Jeff
Sun, 04/27/2014 - 7:47am
It's called a criminal record for a reason. Most minor offenders can get an expungement. If they don't qualify for an expungement then they deserve to have the record. One doesn't get a criminal record in a box of Cracker Jack, it has to be earned! "Responsibility" is a tough nut for many to crack. Some grasp the concept only after exposure to the criminal justice system. Proving you deserve consideration goes much further in my book than just removing a box from a form. Employers have every right to ask; it's their assets and livelihood that they're attempting to protect when they include a criminal records check on a future employee. All 'banning the box' will do is delay the inevitable and set new records for the shortest job interviews...and there's nothing merciful in that. And no Mr. Sanchez, I don't want Michigan to set the example for mercy to ex cons; Michigan already has the title locked up for champion of pothole repair. That's enough for me.
Randy
Tue, 04/29/2014 - 12:11pm
I have a criminal record based on a conviction that included 30 days in jail and six months of in-person probation. The crime... Keeping chickens in the city.
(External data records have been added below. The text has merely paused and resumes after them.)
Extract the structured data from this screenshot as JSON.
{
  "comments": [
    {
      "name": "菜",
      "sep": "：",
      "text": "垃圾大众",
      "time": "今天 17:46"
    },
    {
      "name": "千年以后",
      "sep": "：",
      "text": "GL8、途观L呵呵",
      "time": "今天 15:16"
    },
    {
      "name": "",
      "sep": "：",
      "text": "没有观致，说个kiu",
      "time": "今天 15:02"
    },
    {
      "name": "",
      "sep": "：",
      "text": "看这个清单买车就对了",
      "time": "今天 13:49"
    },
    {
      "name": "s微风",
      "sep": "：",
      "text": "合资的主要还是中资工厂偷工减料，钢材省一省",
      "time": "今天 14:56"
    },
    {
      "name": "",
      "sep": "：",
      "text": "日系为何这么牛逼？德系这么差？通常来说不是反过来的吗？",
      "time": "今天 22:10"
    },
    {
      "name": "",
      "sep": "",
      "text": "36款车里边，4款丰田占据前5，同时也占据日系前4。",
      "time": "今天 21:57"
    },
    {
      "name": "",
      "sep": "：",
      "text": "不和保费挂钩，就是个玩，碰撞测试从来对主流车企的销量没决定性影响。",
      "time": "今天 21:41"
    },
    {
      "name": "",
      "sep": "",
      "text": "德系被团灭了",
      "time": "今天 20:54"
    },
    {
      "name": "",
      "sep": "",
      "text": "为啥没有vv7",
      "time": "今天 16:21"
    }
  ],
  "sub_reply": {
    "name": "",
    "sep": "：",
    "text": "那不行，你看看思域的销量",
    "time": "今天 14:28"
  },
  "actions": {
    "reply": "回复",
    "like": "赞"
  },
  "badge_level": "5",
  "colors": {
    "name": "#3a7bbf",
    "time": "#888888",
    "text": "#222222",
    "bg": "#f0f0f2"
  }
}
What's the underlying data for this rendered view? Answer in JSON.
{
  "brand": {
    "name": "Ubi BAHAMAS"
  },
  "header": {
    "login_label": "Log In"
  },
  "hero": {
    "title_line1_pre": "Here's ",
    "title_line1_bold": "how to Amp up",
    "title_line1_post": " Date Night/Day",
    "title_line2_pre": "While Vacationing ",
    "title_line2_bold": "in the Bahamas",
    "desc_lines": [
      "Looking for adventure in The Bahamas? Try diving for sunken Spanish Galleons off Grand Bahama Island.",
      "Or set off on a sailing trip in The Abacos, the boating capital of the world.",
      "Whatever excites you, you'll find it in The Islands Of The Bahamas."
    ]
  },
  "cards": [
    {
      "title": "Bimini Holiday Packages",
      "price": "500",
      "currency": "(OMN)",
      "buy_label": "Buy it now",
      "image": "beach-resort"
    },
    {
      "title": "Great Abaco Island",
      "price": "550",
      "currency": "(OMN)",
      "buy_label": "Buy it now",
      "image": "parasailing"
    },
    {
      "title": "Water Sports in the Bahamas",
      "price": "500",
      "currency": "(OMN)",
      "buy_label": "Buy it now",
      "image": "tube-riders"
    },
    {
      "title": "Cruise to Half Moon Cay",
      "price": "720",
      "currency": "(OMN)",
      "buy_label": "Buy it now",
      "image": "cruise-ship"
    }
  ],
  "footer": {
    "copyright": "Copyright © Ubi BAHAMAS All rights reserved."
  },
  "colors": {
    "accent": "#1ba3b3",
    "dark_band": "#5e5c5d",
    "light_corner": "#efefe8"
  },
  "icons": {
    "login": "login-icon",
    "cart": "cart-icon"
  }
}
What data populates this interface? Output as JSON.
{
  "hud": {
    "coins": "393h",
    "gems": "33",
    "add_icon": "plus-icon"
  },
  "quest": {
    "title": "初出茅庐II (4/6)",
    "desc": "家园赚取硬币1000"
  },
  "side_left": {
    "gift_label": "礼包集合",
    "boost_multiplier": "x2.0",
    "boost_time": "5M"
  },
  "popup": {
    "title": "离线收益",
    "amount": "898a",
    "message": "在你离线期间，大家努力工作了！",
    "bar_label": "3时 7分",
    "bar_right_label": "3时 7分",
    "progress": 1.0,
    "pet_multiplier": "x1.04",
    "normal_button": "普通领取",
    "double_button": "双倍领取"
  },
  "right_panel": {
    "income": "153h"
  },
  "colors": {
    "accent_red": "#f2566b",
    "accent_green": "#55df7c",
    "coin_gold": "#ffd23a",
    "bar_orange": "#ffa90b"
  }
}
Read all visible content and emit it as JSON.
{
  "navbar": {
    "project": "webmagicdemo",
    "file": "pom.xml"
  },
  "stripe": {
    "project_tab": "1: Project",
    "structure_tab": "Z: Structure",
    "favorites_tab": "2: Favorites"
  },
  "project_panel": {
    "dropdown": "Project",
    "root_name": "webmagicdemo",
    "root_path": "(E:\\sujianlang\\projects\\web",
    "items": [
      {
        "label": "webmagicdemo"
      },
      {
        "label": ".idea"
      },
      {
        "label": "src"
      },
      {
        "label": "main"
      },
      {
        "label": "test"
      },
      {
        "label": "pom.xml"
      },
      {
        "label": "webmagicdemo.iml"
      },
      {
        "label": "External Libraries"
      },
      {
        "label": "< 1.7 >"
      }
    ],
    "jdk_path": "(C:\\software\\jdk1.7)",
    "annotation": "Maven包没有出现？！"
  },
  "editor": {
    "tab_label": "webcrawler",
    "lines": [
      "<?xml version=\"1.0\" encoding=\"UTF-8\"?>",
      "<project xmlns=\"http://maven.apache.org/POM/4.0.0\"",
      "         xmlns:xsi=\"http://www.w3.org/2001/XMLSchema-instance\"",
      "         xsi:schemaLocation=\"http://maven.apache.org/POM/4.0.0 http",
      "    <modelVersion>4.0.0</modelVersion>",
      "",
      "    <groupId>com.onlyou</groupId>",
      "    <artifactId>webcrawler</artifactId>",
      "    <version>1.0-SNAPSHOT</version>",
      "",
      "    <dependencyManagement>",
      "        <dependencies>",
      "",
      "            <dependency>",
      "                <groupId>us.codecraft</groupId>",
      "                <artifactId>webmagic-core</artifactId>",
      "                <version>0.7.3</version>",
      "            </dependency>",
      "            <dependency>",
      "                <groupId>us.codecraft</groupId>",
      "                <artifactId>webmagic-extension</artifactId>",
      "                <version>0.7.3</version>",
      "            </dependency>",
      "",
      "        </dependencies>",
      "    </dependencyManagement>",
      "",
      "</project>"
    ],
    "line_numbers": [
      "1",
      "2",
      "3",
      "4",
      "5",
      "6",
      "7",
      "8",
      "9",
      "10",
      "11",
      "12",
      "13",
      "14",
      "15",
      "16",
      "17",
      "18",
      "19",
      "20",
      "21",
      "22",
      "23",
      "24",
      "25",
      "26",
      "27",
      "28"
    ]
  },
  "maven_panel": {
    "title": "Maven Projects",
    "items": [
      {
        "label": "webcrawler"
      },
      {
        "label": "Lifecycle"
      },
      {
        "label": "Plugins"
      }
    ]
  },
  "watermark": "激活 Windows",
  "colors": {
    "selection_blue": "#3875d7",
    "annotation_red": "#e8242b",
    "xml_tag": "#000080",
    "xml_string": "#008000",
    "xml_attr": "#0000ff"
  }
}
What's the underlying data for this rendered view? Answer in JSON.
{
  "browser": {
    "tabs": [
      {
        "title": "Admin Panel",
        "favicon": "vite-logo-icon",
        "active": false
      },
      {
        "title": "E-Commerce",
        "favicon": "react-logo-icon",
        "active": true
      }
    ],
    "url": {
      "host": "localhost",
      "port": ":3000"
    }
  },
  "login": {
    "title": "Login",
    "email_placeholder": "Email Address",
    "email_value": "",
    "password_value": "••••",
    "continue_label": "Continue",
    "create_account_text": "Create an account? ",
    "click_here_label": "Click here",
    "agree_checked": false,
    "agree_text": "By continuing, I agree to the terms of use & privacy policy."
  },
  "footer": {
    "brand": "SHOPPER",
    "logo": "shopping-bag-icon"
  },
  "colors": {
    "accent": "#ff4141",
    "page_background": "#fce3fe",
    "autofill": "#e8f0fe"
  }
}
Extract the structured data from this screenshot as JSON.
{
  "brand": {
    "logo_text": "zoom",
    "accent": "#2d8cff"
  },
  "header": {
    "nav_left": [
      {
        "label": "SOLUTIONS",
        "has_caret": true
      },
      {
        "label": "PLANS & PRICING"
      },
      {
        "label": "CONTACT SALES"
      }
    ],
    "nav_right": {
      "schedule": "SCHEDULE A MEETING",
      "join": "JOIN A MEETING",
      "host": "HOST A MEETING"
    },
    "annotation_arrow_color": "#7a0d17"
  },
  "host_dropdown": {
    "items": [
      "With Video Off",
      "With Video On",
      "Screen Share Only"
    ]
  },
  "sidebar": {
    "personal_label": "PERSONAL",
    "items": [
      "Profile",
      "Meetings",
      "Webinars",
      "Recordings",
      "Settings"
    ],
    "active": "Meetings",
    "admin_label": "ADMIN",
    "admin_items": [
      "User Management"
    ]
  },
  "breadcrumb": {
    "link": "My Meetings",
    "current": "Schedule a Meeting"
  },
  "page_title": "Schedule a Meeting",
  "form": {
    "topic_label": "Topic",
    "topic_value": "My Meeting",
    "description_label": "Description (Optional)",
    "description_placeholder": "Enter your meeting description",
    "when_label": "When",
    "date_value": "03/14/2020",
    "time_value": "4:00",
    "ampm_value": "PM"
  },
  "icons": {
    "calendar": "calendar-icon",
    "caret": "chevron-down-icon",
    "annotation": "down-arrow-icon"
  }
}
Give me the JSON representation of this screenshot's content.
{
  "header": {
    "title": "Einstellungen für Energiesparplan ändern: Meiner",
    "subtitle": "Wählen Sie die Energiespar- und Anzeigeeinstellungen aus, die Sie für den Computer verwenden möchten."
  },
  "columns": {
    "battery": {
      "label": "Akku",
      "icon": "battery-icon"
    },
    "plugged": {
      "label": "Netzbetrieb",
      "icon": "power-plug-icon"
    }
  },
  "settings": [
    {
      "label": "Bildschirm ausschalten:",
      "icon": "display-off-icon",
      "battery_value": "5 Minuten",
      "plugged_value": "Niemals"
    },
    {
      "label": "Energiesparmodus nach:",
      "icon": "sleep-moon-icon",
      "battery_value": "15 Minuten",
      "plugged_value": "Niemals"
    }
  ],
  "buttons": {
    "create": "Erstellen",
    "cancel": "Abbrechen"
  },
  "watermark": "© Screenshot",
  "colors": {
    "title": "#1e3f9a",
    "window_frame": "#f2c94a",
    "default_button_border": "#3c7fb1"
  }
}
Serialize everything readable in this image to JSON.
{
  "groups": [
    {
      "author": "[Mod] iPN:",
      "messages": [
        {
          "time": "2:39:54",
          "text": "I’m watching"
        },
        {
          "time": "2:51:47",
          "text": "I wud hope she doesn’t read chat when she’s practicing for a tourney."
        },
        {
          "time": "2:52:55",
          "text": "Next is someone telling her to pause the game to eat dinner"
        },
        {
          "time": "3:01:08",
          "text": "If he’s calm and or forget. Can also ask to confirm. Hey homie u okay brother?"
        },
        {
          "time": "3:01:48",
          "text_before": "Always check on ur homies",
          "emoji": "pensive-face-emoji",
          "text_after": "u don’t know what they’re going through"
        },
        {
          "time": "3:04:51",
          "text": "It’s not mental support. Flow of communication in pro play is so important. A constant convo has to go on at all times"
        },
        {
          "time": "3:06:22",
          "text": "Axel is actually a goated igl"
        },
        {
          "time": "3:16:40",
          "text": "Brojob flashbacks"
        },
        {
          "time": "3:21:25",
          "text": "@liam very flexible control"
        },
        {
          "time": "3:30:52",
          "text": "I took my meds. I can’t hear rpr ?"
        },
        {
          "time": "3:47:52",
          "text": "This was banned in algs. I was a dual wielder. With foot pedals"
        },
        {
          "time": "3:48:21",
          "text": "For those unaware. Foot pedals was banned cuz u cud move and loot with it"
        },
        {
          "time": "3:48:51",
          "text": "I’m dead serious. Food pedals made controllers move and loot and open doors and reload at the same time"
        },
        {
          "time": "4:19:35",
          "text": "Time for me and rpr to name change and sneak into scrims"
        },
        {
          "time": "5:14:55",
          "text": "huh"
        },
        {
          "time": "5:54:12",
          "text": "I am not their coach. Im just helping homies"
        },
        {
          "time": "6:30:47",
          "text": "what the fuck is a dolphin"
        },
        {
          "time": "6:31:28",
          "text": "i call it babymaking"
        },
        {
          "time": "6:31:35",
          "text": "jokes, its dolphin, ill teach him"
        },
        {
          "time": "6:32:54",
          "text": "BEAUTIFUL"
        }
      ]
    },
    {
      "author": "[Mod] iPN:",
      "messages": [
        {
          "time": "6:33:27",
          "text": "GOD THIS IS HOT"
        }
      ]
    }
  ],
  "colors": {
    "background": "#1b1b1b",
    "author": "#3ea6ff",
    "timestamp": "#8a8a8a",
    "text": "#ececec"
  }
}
Jan Barney Newman
Sun, 04/27/2014 - 9:19am
I agree wholeheartedly with Mr. Sanchez. Not only is our prison system unable to attend to the rehabilitation of criminals, those incarcerated for minor crimes are released with a necessity of revealing their past indiscretions to face an impossible life without a means of support other than resorting to criminal activity again. With no job and no vote, they remain pariahs. How is that good for society? I support banning the box.
Gloria Woods
Sun, 04/27/2014 - 9:51am
I'm with you, Jan. The idea of punishment-in-perpetuity is not proportional--in America, we believe in second chances. The U.S. Equal Opportunity Commission also warns employers that a blanket refusal to hire anyone for any job may be seen as discrimination, given the disparate impact on men of color. What we continue to ignore is the harm to the whole community that occurs when its citizen is denied employment because of any kind of felony record, no matter how many years have passed, no matter what the crime may have been, no matter how irrelevant the crime might be to the job in question. It's time to "ban the box".
Duane
Mon, 04/28/2014 - 12:53am
I wonder whether Mr. Sanchez considers himself a ‘reporter’ or a public ‘lobbyist’. He seems to see only his side and shows no concern with even unintended consequences from what he is promoting. It appears that Mr. Sanchez only sees violations of the laws as those“…who, through a combination of bad judgment and situational strife, found himself behind bars.” He can only seems to see the crimes as, “Maybe the cause was driving while intoxicated or carrying a controlled substance; maybe an unexpected moment of low-level violence or petty property damage.” He seems to feel the persons convicted of such crimes are the victims. There is definitely a risk when being up front with such information, but if not then when? The longer the information is delayed the more difficult it becomes for the applicant and for the employer. I appreciate Mr. Sanchez’s ‘good intentions’, they would have much more credibility if he were willing to address the issues/consequences of what he wants to create. I wonder what risk Mr. Sanchez is taking compared to what risks he wants to force employers to take.
Ricky
Mon, 04/28/2014 - 6:34am
People say that being fresh out of prison or having a folonie stops them from getting a job....Well iam on parole and I quit two jobs and now I got a job with Rose City Motors and I just got released from prison Jan-13-2014...I think it has to do with the dedication to get the job...Remember why a rear view mirror is where it is on a car,you are suppose to pay attention more to what is in front of you and less of what is behind of you...
Matt
Mon, 04/28/2014 - 10:38am
While the idea of permanently stigmatizing someone for an offence committed years before, even after years of good behavior on the outside, is something that should be reconsidered, but telling an employer that they can't ask the question when the state itself maintains permanent records smacks a little inconsistent. It might be better for the state to get its own policy figured out on this, then take it to the bully pulpit.